◆ **Work task**: Please copy every record exactly as it is written.

Segment Open

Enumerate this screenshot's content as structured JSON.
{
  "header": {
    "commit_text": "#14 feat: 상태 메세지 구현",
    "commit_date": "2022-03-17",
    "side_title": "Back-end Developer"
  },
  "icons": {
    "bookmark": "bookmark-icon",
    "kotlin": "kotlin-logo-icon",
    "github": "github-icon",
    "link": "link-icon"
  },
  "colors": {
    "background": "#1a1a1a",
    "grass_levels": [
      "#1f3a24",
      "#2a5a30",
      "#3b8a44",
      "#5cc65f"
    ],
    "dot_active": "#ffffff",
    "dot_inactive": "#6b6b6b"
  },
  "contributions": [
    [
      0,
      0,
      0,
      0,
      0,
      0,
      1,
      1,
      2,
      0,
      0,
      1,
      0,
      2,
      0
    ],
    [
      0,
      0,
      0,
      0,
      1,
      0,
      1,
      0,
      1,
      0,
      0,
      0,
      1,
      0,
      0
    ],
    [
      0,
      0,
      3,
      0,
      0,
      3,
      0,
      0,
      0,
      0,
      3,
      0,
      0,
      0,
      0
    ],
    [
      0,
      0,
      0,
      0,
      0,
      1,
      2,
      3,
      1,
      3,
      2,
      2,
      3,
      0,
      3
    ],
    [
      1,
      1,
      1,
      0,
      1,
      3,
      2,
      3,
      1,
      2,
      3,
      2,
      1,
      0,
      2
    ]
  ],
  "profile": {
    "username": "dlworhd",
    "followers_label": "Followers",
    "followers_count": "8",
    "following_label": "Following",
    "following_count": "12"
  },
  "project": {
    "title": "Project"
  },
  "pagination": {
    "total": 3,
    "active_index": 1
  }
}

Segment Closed

◆ **Result of the task**:
Enumerate this screenshot's content as structured JSON.
{
  "header": {
    "commit_text": "#14 feat: 상태 메세지 구현",
    "commit_date": "2022-03-17",
    "side_title": "Back-end Developer"
  },
  "icons": {
    "bookmark": "bookmark-icon",
    "kotlin": "kotlin-logo-icon",
    "github": "github-icon",
    "link": "link-icon"
  },
  "colors": {
    "background": "#1a1a1a",
    "grass_levels": [
      "#1f3a24",
      "#2a5a30",
      "#3b8a44",
      "#5cc65f"
    ],
    "dot_active": "#ffffff",
    "dot_inactive": "#6b6b6b"
  },
  "contributions": [
    [
      0,
      0,
      0,
      0,
      0,
      0,
      1,
      1,
      2,
      0,
      0,
      1,
      0,
      2,
      0
    ],
    [
      0,
      0,
      0,
      0,
      1,
      0,
      1,
      0,
      1,
      0,
      0,
      0,
      1,
      0,
      0
    ],
    [
      0,
      0,
      3,
      0,
      0,
      3,
      0,
      0,
      0,
      0,
      3,
      0,
      0,
      0,
      0
    ],
    [
      0,
      0,
      0,
      0,
      0,
      1,
      2,
      3,
      1,
      3,
      2,
      2,
      3,
      0,
      3
    ],
    [
      1,
      1,
      1,
      0,
      1,
      3,
      2,
      3,
      1,
      2,
      3,
      2,
      1,
      0,
      2
    ]
  ],
  "profile": {
    "username": "dlworhd",
    "followers_label": "Followers",
    "followers_count": "8",
    "following_label": "Following",
    "following_count": "12"
  },
  "project": {
    "title": "Project"
  },
  "pagination": {
    "total": 3,
    "active_index": 1
  }
}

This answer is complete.